#### [EXERCISE]
Reproduce all the entries exactly and keep the pictures out.

»»

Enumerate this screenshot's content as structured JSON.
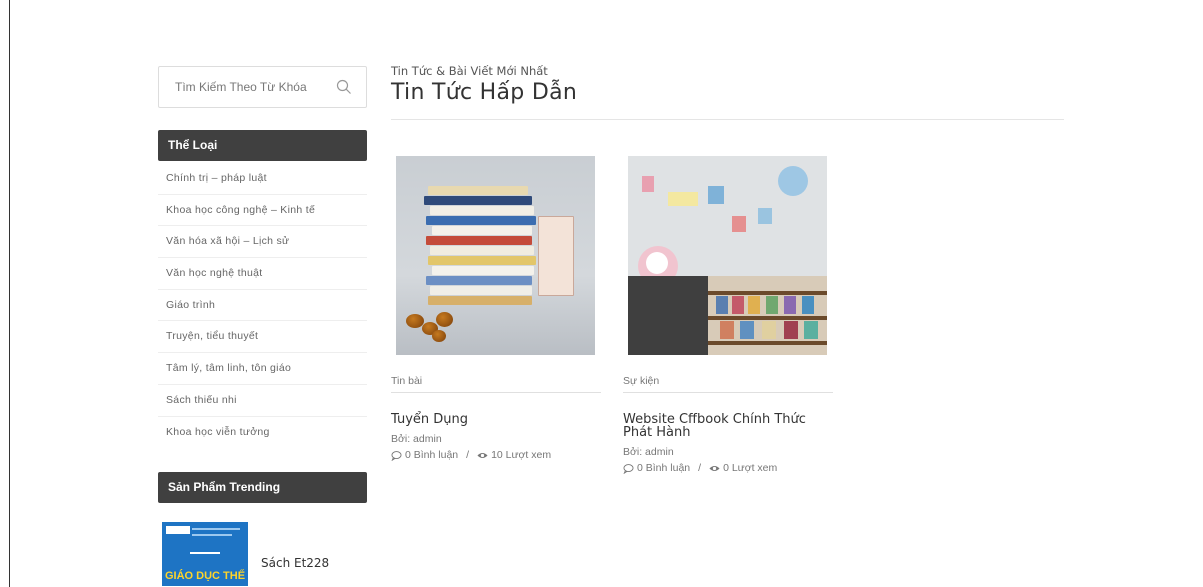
{
  "search": {
    "placeholder": "Tìm Kiếm Theo Từ Khóa",
    "icon": "search-icon"
  },
  "categories": {
    "title": "Thể Loại",
    "items": [
      "Chính trị – pháp luật",
      "Khoa học công nghệ – Kinh tế",
      "Văn hóa xã hội – Lịch sử",
      "Văn học nghệ thuật",
      "Giáo trình",
      "Truyện, tiểu thuyết",
      "Tâm lý, tâm linh, tôn giáo",
      "Sách thiếu nhi",
      "Khoa học viễn tưởng"
    ]
  },
  "trending": {
    "title": "Sản Phẩm Trending",
    "items": [
      {
        "name": "Sách Et228",
        "cover_text": "GIÁO DỤC THỂ CHẤT"
      }
    ]
  },
  "main": {
    "subtitle": "Tin Tức & Bài Viết Mới Nhất",
    "title": "Tin Tức Hấp Dẫn"
  },
  "posts": [
    {
      "category": "Tin bài",
      "title": "Tuyển Dụng",
      "author": "Bởi: admin",
      "comments": "0 Bình luận",
      "views": "10 Lượt xem"
    },
    {
      "category": "Sự kiện",
      "title": "Website Cffbook Chính Thức Phát Hành",
      "author": "Bởi: admin",
      "comments": "0 Bình luận",
      "views": "0 Lượt xem"
    }
  ],
  "colors": {
    "widget_bg": "#404040",
    "text": "#444444",
    "muted": "#777777"
  }
}
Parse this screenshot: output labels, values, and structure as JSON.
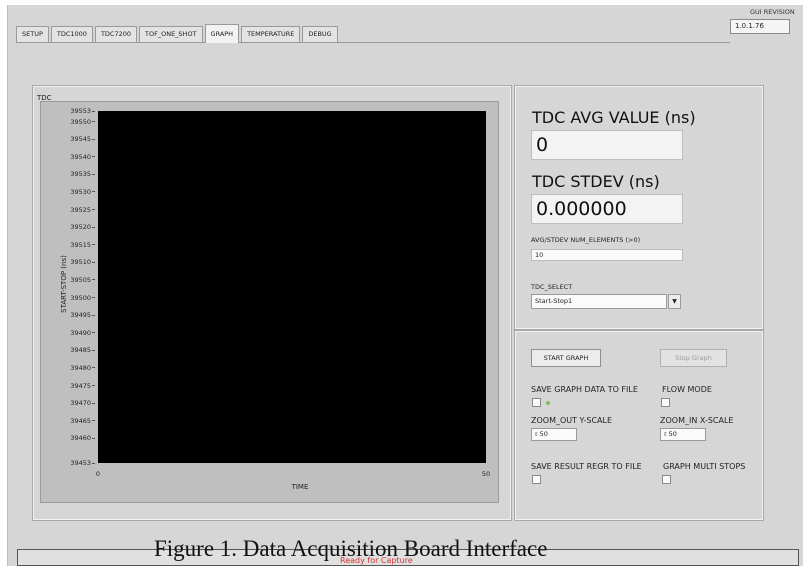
{
  "tabs": [
    "SETUP",
    "TDC1000",
    "TDC7200",
    "TOF_ONE_SHOT",
    "GRAPH",
    "TEMPERATURE",
    "DEBUG"
  ],
  "active_tab": "GRAPH",
  "gui_revision": {
    "label": "GUI REVISION",
    "value": "1.0.1.76"
  },
  "graph": {
    "title": "TDC",
    "ylabel": "START-STOP (ns)",
    "xlabel": "TIME",
    "plot_background": "#000000"
  },
  "chart_data": {
    "type": "line",
    "title": "TDC",
    "xlabel": "TIME",
    "ylabel": "START-STOP (ns)",
    "xlim": [
      0,
      50
    ],
    "ylim": [
      39453,
      39553
    ],
    "x_ticks": [
      "0",
      "50"
    ],
    "y_ticks": [
      "39553",
      "39550",
      "39545",
      "39540",
      "39535",
      "39530",
      "39525",
      "39520",
      "39515",
      "39510",
      "39505",
      "39500",
      "39495",
      "39490",
      "39485",
      "39480",
      "39475",
      "39470",
      "39465",
      "39460",
      "39453"
    ],
    "series": []
  },
  "avg": {
    "avg_label": "TDC AVG VALUE (ns)",
    "avg_value": "0",
    "stdev_label": "TDC STDEV (ns)",
    "stdev_value": "0.000000",
    "num_elements_label": "AVG/STDEV NUM_ELEMENTS (>0)",
    "num_elements_value": "10",
    "tdc_select_label": "TDC_SELECT",
    "tdc_select_value": "Start-Stop1"
  },
  "controls": {
    "start_graph": "START GRAPH",
    "stop_graph": "Stop Graph",
    "save_graph_data": "SAVE GRAPH DATA TO FILE",
    "flow_mode": "FLOW MODE",
    "zoom_out_y": "ZOOM_OUT Y-SCALE",
    "zoom_out_y_value": "50",
    "zoom_in_x": "ZOOM_IN X-SCALE",
    "zoom_in_x_value": "50",
    "save_result_regr": "SAVE RESULT REGR TO FILE",
    "graph_multi_stops": "GRAPH MULTI STOPS"
  },
  "status": {
    "text": "Ready for Capture"
  },
  "caption": "Figure 1. Data Acquisition Board Interface",
  "colors": {
    "window_bg": "#d6d6d6",
    "status_text": "#d83232",
    "led_green": "#7fbf5a"
  }
}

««

#### [WRITTEN RESPONSE]
Enumerate this screenshot's content as structured JSON.
{
  "search": {
    "placeholder": "Tìm Kiếm Theo Từ Khóa",
    "icon": "search-icon"
  },
  "categories": {
    "title": "Thể Loại",
    "items": [
      "Chính trị – pháp luật",
      "Khoa học công nghệ – Kinh tế",
      "Văn hóa xã hội – Lịch sử",
      "Văn học nghệ thuật",
      "Giáo trình",
      "Truyện, tiểu thuyết",
      "Tâm lý, tâm linh, tôn giáo",
      "Sách thiếu nhi",
      "Khoa học viễn tưởng"
    ]
  },
  "trending": {
    "title": "Sản Phẩm Trending",
    "items": [
      {
        "name": "Sách Et228",
        "cover_text": "GIÁO DỤC THỂ CHẤT"
      }
    ]
  },
  "main": {
    "subtitle": "Tin Tức & Bài Viết Mới Nhất",
    "title": "Tin Tức Hấp Dẫn"
  },
  "posts": [
    {
      "category": "Tin bài",
      "title": "Tuyển Dụng",
      "author": "Bởi: admin",
      "comments": "0 Bình luận",
      "views": "10 Lượt xem"
    },
    {
      "category": "Sự kiện",
      "title": "Website Cffbook Chính Thức Phát Hành",
      "author": "Bởi: admin",
      "comments": "0 Bình luận",
      "views": "0 Lượt xem"
    }
  ],
  "colors": {
    "widget_bg": "#404040",
    "text": "#444444",
    "muted": "#777777"
  }
}
Parse this screenshot: output labels, values, and structure as JSON.
{
  "tabs": [
    "SETUP",
    "TDC1000",
    "TDC7200",
    "TOF_ONE_SHOT",
    "GRAPH",
    "TEMPERATURE",
    "DEBUG"
  ],
  "active_tab": "GRAPH",
  "gui_revision": {
    "label": "GUI REVISION",
    "value": "1.0.1.76"
  },
  "graph": {
    "title": "TDC",
    "ylabel": "START-STOP (ns)",
    "xlabel": "TIME",
    "plot_background": "#000000"
  },
  "chart_data": {
    "type": "line",
    "title": "TDC",
    "xlabel": "TIME",
    "ylabel": "START-STOP (ns)",
    "xlim": [
      0,
      50
    ],
    "ylim": [
      39453,
      39553
    ],
    "x_ticks": [
      "0",
      "50"
    ],
    "y_ticks": [
      "39553",
      "39550",
      "39545",
      "39540",
      "39535",
      "39530",
      "39525",
      "39520",
      "39515",
      "39510",
      "39505",
      "39500",
      "39495",
      "39490",
      "39485",
      "39480",
      "39475",
      "39470",
      "39465",
      "39460",
      "39453"
    ],
    "series": []
  },
  "avg": {
    "avg_label": "TDC AVG VALUE (ns)",
    "avg_value": "0",
    "stdev_label": "TDC STDEV (ns)",
    "stdev_value": "0.000000",
    "num_elements_label": "AVG/STDEV NUM_ELEMENTS (>0)",
    "num_elements_value": "10",
    "tdc_select_label": "TDC_SELECT",
    "tdc_select_value": "Start-Stop1"
  },
  "controls": {
    "start_graph": "START GRAPH",
    "stop_graph": "Stop Graph",
    "save_graph_data": "SAVE GRAPH DATA TO FILE",
    "flow_mode": "FLOW MODE",
    "zoom_out_y": "ZOOM_OUT Y-SCALE",
    "zoom_out_y_value": "50",
    "zoom_in_x": "ZOOM_IN X-SCALE",
    "zoom_in_x_value": "50",
    "save_result_regr": "SAVE RESULT REGR TO FILE",
    "graph_multi_stops": "GRAPH MULTI STOPS"
  },
  "status": {
    "text": "Ready for Capture"
  },
  "caption": "Figure 1. Data Acquisition Board Interface",
  "colors": {
    "window_bg": "#d6d6d6",
    "status_text": "#d83232",
    "led_green": "#7fbf5a"
  }
}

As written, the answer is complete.